Nielsen plans a spin-off of its consumer unit
Nielsen Holdings plans to spin off its business that tracks consumer preferences into a separately listed company prompted by pressure from activist investor Elliott Management Corp.
Nielsen will split into two public companies, one focusing on global media and the other on its connect business, it said in a statement Thursday. The global connect business will become a publicly traded company by way of distribution to existing Nielsen shareholders, which would be a tax-free process, according to the statement.
The goal is to complete the transaction in nine to 12 months, Nielsen said. The stock rose 2.8 percent in pre-market trading.

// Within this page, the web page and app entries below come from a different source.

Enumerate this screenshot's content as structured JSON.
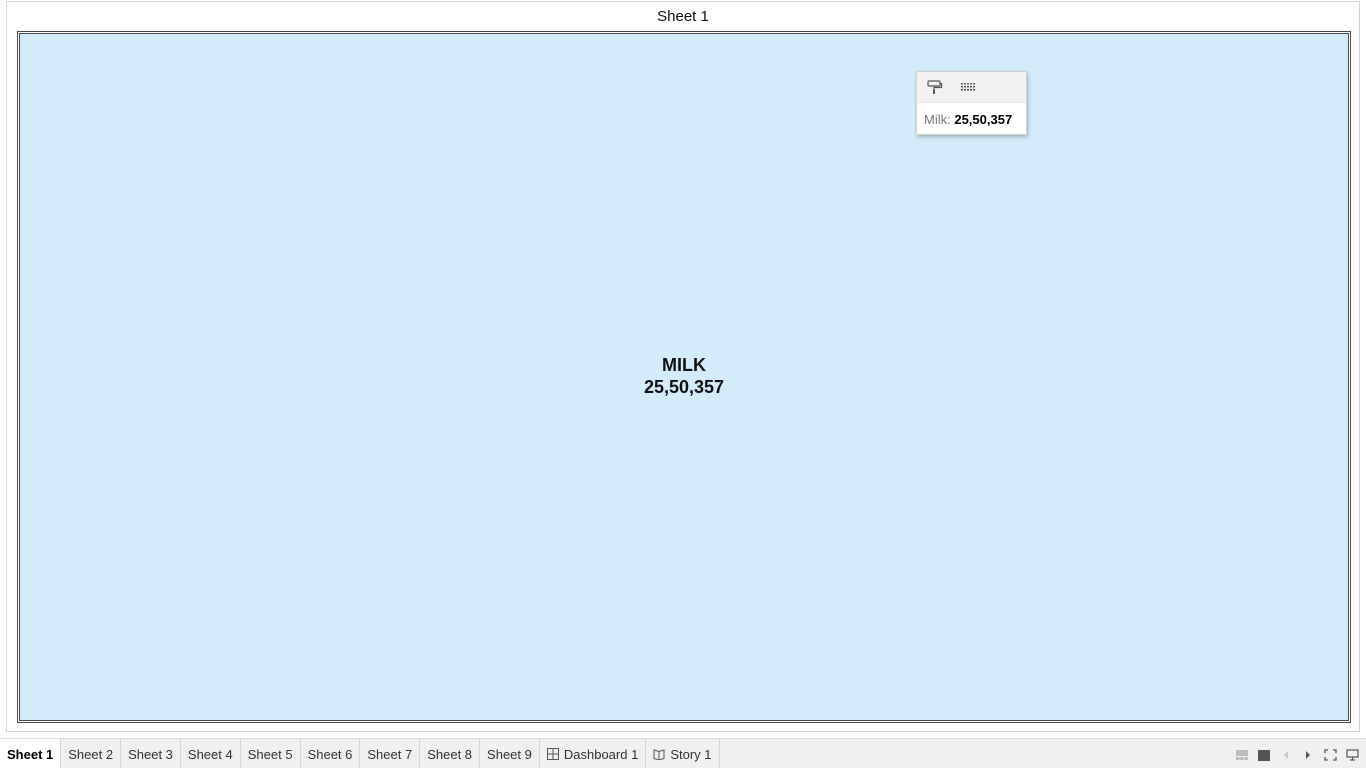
{
  "sheet": {
    "title": "Sheet 1"
  },
  "chart_data": {
    "type": "treemap",
    "marks": [
      {
        "category": "MILK",
        "value": 2550357,
        "value_label": "25,50,357",
        "color": "#d2ecfb"
      }
    ]
  },
  "tooltip": {
    "label": "Milk:",
    "value": "25,50,357",
    "icons": [
      "format-painter-icon",
      "view-data-icon"
    ]
  },
  "tabs": [
    {
      "label": "Sheet 1",
      "active": true,
      "icon": null
    },
    {
      "label": "Sheet 2",
      "active": false,
      "icon": null
    },
    {
      "label": "Sheet 3",
      "active": false,
      "icon": null
    },
    {
      "label": "Sheet 4",
      "active": false,
      "icon": null
    },
    {
      "label": "Sheet 5",
      "active": false,
      "icon": null
    },
    {
      "label": "Sheet 6",
      "active": false,
      "icon": null
    },
    {
      "label": "Sheet 7",
      "active": false,
      "icon": null
    },
    {
      "label": "Sheet 8",
      "active": false,
      "icon": null
    },
    {
      "label": "Sheet 9",
      "active": false,
      "icon": null
    },
    {
      "label": "Dashboard 1",
      "active": false,
      "icon": "dashboard-icon"
    },
    {
      "label": "Story 1",
      "active": false,
      "icon": "story-icon"
    }
  ],
  "view_controls": [
    "filmstrip-view-icon",
    "tabs-view-icon",
    "previous-icon",
    "next-icon",
    "fullscreen-icon",
    "presentation-mode-icon"
  ],
  "colors": {
    "treemap_fill": "#d2ecfb",
    "tab_bar_bg": "#f0f0f0"
  }
}
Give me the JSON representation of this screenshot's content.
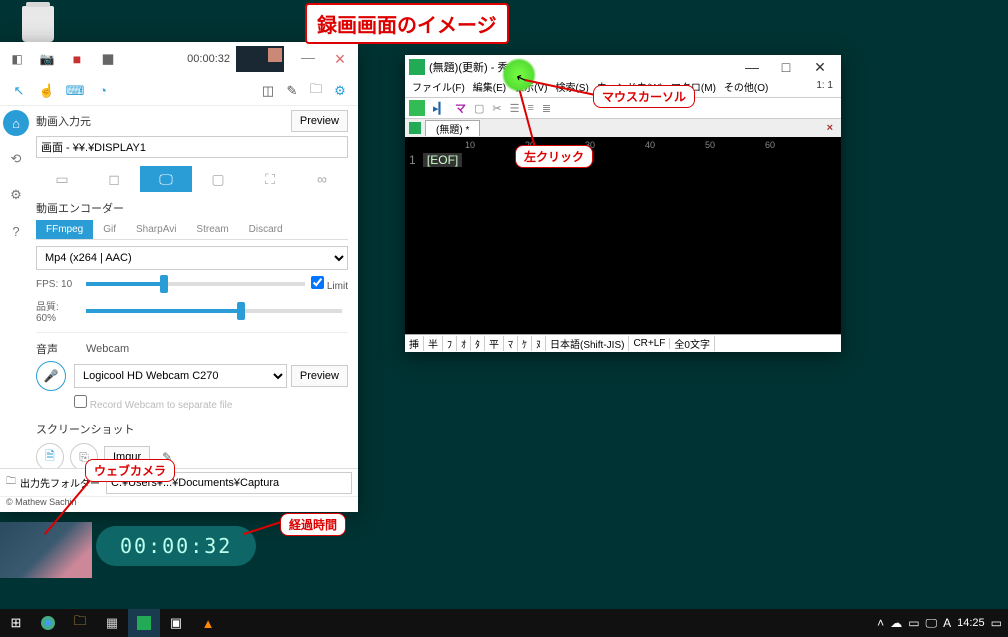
{
  "desktop": {
    "recycle_label": "ごみ箱"
  },
  "annotations": {
    "title": "録画画面のイメージ",
    "mouse_cursor": "マウスカーソル",
    "left_click": "左クリック",
    "webcam": "ウェブカメラ",
    "elapsed": "経過時間"
  },
  "captura": {
    "timer": "00:00:32",
    "video_source_label": "動画入力元",
    "preview_btn": "Preview",
    "video_source_value": "画面 - ¥¥.¥DISPLAY1",
    "encoder_label": "動画エンコーダー",
    "enc_tabs": [
      "FFmpeg",
      "Gif",
      "SharpAvi",
      "Stream",
      "Discard"
    ],
    "enc_selected": 0,
    "codec_value": "Mp4 (x264 | AAC)",
    "fps_label": "FPS:",
    "fps_value": "10",
    "limit_label": "Limit",
    "quality_label": "品質:",
    "quality_value": "60%",
    "audio_label": "音声",
    "webcam_label": "Webcam",
    "webcam_device_value": "Logicool HD Webcam C270",
    "webcam_preview": "Preview",
    "webcam_separate": "Record Webcam to separate file",
    "screenshot_label": "スクリーンショット",
    "imgur": "Imgur",
    "output_label": "出力先フォルダー",
    "output_value": "C:¥Users¥...¥Documents¥Captura",
    "copyright": "© Mathew Sachin"
  },
  "editor": {
    "title": "(無題)(更新) - 秀丸",
    "menus": [
      "ファイル(F)",
      "編集(E)",
      "表示(V)",
      "検索(S)",
      "ウィンドウ(W)",
      "マクロ(M)",
      "その他(O)"
    ],
    "position": "1: 1",
    "tab": "(無題) *",
    "line1_num": "1",
    "line1_eof": "[EOF]",
    "status_segments": [
      "挿",
      "半",
      "ﾌ",
      "ｵ",
      "ﾀ",
      "平",
      "ﾏ",
      "ｹ",
      "ﾇ"
    ],
    "status_encoding": "日本語(Shift-JIS)",
    "status_eol": "CR+LF",
    "status_width": "全0文字"
  },
  "overlay": {
    "timer": "00:00:32"
  },
  "taskbar": {
    "clock": "14:25",
    "ime": "A"
  }
}
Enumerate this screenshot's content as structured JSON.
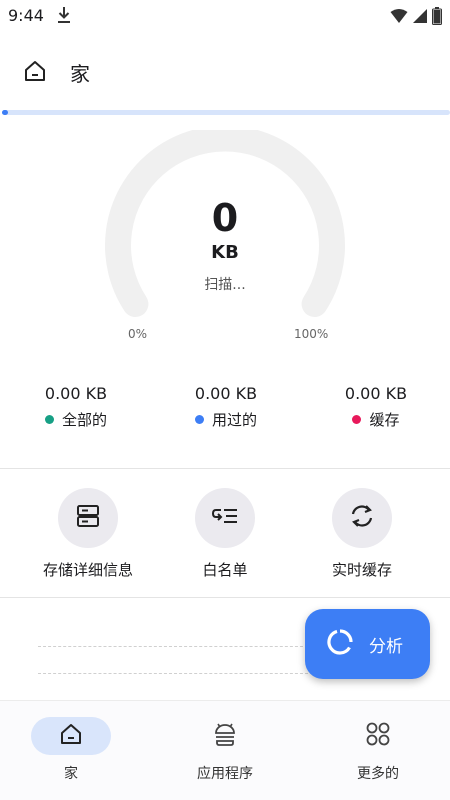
{
  "status_bar": {
    "time": "9:44"
  },
  "header": {
    "title": "家"
  },
  "scan": {
    "progress_fraction": 0.01
  },
  "gauge": {
    "value": "0",
    "unit": "KB",
    "status": "扫描...",
    "min_label": "0%",
    "max_label": "100%",
    "fill_fraction": 0
  },
  "stats": [
    {
      "value": "0.00 KB",
      "label": "全部的",
      "color": "#17a085"
    },
    {
      "value": "0.00 KB",
      "label": "用过的",
      "color": "#3d7ef5"
    },
    {
      "value": "0.00 KB",
      "label": "缓存",
      "color": "#e8195b"
    }
  ],
  "actions": [
    {
      "label": "存储详细信息",
      "icon": "storage-icon"
    },
    {
      "label": "白名单",
      "icon": "whitelist-icon"
    },
    {
      "label": "实时缓存",
      "icon": "sync-icon"
    }
  ],
  "fab": {
    "label": "分析",
    "icon": "analyze-ring-icon"
  },
  "bottom_nav": [
    {
      "label": "家",
      "icon": "home-icon",
      "active": true
    },
    {
      "label": "应用程序",
      "icon": "android-apps-icon",
      "active": false
    },
    {
      "label": "更多的",
      "icon": "more-grid-icon",
      "active": false
    }
  ],
  "colors": {
    "accent": "#3d7ef5",
    "track": "#f0f0f0"
  }
}
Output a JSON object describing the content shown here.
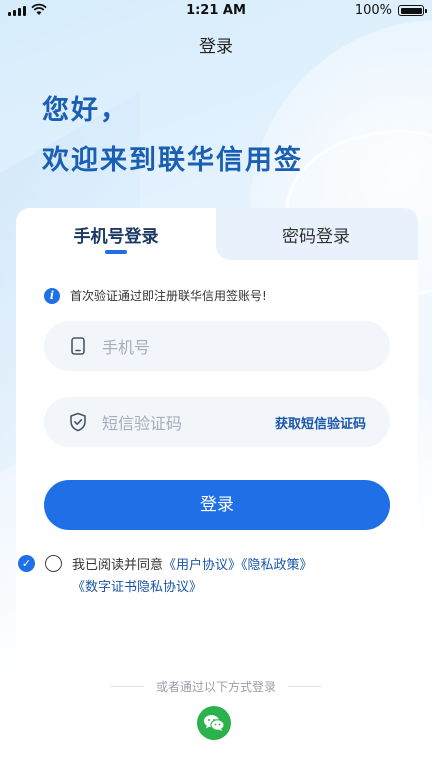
{
  "status_bar": {
    "time": "1:21 AM",
    "battery_pct": "100%",
    "icons": [
      "signal-icon",
      "wifi-icon",
      "battery-icon"
    ]
  },
  "header": {
    "title": "登录"
  },
  "greeting": {
    "line1": "您好，",
    "line2": "欢迎来到联华信用签"
  },
  "tabs": [
    {
      "label": "手机号登录",
      "active": true
    },
    {
      "label": "密码登录",
      "active": false
    }
  ],
  "hint": {
    "icon": "info-icon",
    "text": "首次验证通过即注册联华信用签账号!"
  },
  "form": {
    "phone": {
      "placeholder": "手机号",
      "value": "",
      "icon": "phone-icon"
    },
    "code": {
      "placeholder": "短信验证码",
      "value": "",
      "icon": "shield-check-icon"
    },
    "get_code_label": "获取短信验证码",
    "submit_label": "登录"
  },
  "agreement": {
    "prefix": "我已阅读并同意",
    "user_agreement": "《用户协议》",
    "privacy_policy": "《隐私政策》",
    "cert_privacy": "《数字证书隐私协议》"
  },
  "alt_login": {
    "divider_text": "或者通过以下方式登录",
    "methods": [
      "wechat-icon"
    ]
  },
  "colors": {
    "primary": "#1f6fe6",
    "heading": "#1a5fb4",
    "link": "#1a56a8",
    "wechat": "#2bb24c"
  }
}
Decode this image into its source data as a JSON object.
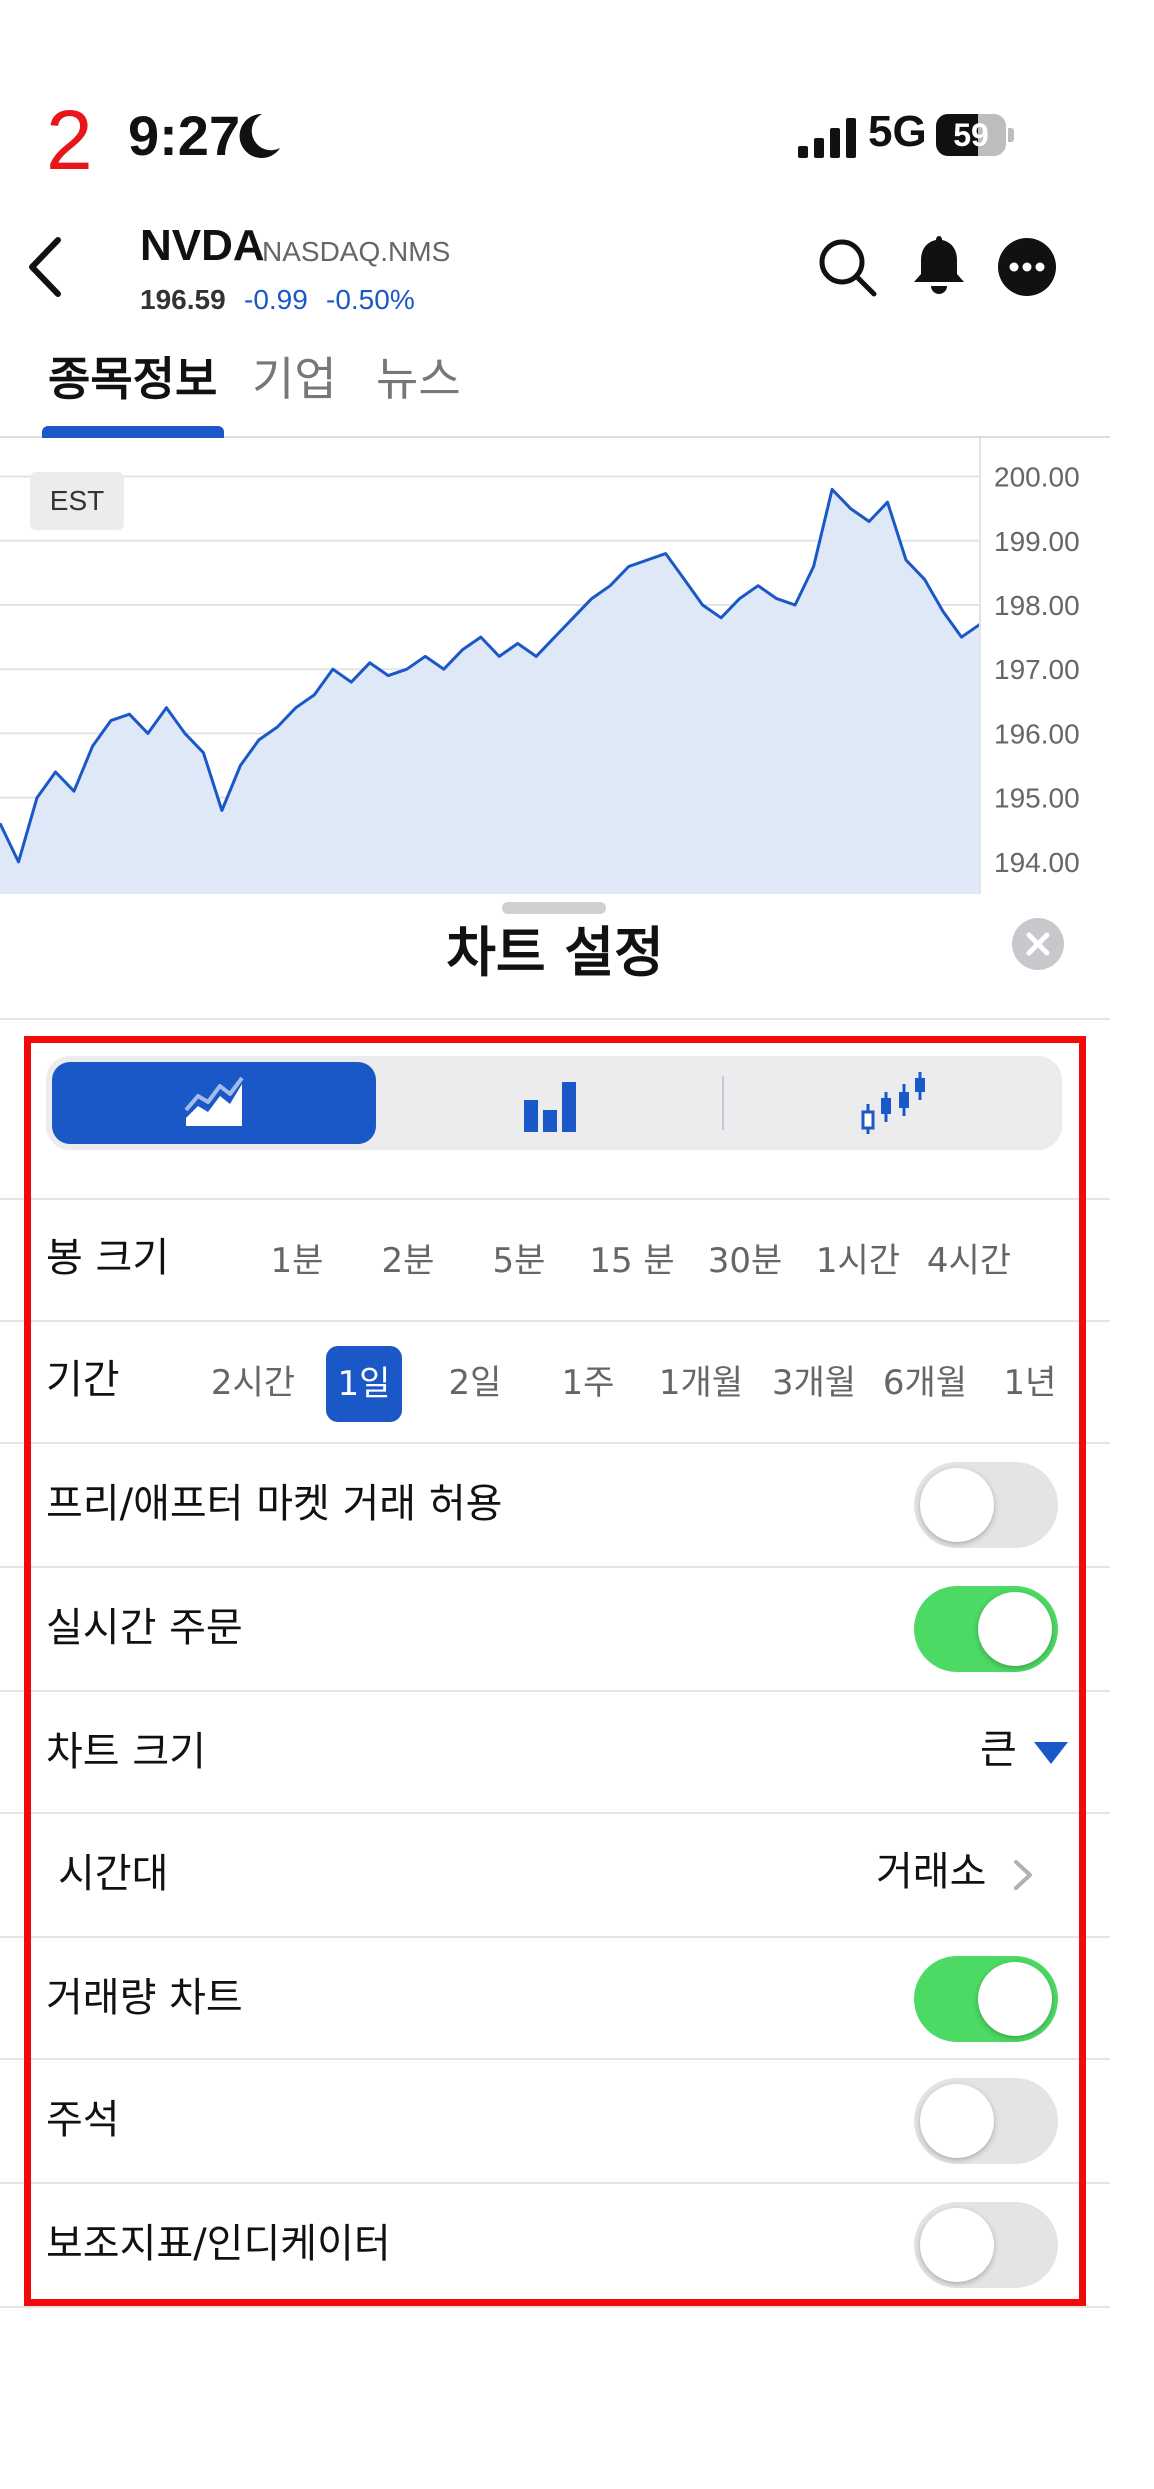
{
  "status_bar": {
    "debug_number": "2",
    "time": "9:27",
    "network": "5G",
    "battery": "59"
  },
  "header": {
    "ticker": "NVDA",
    "exchange": "NASDAQ.NMS",
    "price": "196.59",
    "change": "-0.99",
    "change_percent": "-0.50%"
  },
  "tabs": [
    {
      "label": "종목정보",
      "active": true
    },
    {
      "label": "기업",
      "active": false
    },
    {
      "label": "뉴스",
      "active": false
    }
  ],
  "chart": {
    "timezone_badge": "EST",
    "y_ticks": [
      "200.00",
      "199.00",
      "198.00",
      "197.00",
      "196.00",
      "195.00",
      "194.00"
    ],
    "line_color": "#1b58c7",
    "fill_color": "#dfe8f7"
  },
  "chart_data": {
    "type": "area",
    "title": "",
    "xlabel": "",
    "ylabel": "",
    "ylim": [
      193.7,
      200.2
    ],
    "series": [
      {
        "values": [
          194.6,
          194.0,
          195.0,
          195.4,
          195.1,
          195.8,
          196.2,
          196.3,
          196.0,
          196.4,
          196.0,
          195.7,
          194.8,
          195.5,
          195.9,
          196.1,
          196.4,
          196.6,
          197.0,
          196.8,
          197.1,
          196.9,
          197.0,
          197.2,
          197.0,
          197.3,
          197.5,
          197.2,
          197.4,
          197.2,
          197.5,
          197.8,
          198.1,
          198.3,
          198.6,
          198.7,
          198.8,
          198.4,
          198.0,
          197.8,
          198.1,
          198.3,
          198.1,
          198.0,
          198.6,
          199.8,
          199.5,
          199.3,
          199.6,
          198.7,
          198.4,
          197.9,
          197.5,
          197.7
        ]
      }
    ]
  },
  "sheet": {
    "title": "차트 설정",
    "chart_types": [
      "line-chart",
      "bar-chart",
      "candlestick-chart"
    ],
    "candle_size": {
      "label": "봉 크기",
      "options": [
        "1분",
        "2분",
        "5분",
        "15 분",
        "30분",
        "1시간",
        "4시간"
      ]
    },
    "period": {
      "label": "기간",
      "options": [
        "2시간",
        "1일",
        "2일",
        "1주",
        "1개월",
        "3개월",
        "6개월",
        "1년"
      ],
      "selected": "1일"
    },
    "pre_after_market": {
      "label": "프리/애프터 마켓 거래 허용",
      "on": false
    },
    "realtime_order": {
      "label": "실시간 주문",
      "on": true
    },
    "chart_size": {
      "label": "차트 크기",
      "value": "큰"
    },
    "timezone": {
      "label": "시간대",
      "value": "거래소"
    },
    "volume_chart": {
      "label": "거래량 차트",
      "on": true
    },
    "annotation": {
      "label": "주석",
      "on": false
    },
    "indicators": {
      "label": "보조지표/인디케이터",
      "on": false
    }
  },
  "colors": {
    "accent": "#1b58c7",
    "toggle_on": "#4cd964",
    "highlight_box": "#f00a0a"
  }
}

David Kenny, the current CEO of Nielsen, will head the global media business, which focuses on data marketing and measurement and is the biggest of the two units. Nielsen has begun a search for the chief of the spun-off company, it said.
The separation of businesses would allow Nielsen to sharpen its focus and serve the rapidly changing markets.
“Fundamentally they’re two different businesses with different financial profiles,” Kenny said in a phone interview Thursday. “Our sense is that they’ll eventually have different investor bases.”
The company has a total debt of about $8.5 billion, with more than half of it due in 2023, according to data compiled by Bloomberg. Nielsen’s shares have fallen 25 percent in the year through Wednesday, giving the company a market value of $7.15 billion.
Nielsen came under pressure last year from Elliott, the New York-based hedge fund run by billionaire Paul Singer. After Elliott pushed Nielsen to pursue a sale, the company drew interest from potential suitors including The Blackstone Group and The Carlyle Group, people familiar with the matter said at the time.
“The separation will also unlock the substantial valuation upside of both businesses, which today trade at a meaningfully depressed level after a year of uncertainty,” Elliott said in a separate statement Thursday.
Nielsen was working with JPMorgan Chase & Co. and Guggenheim Partners to evaluate a sale or breakup, among other strategic options.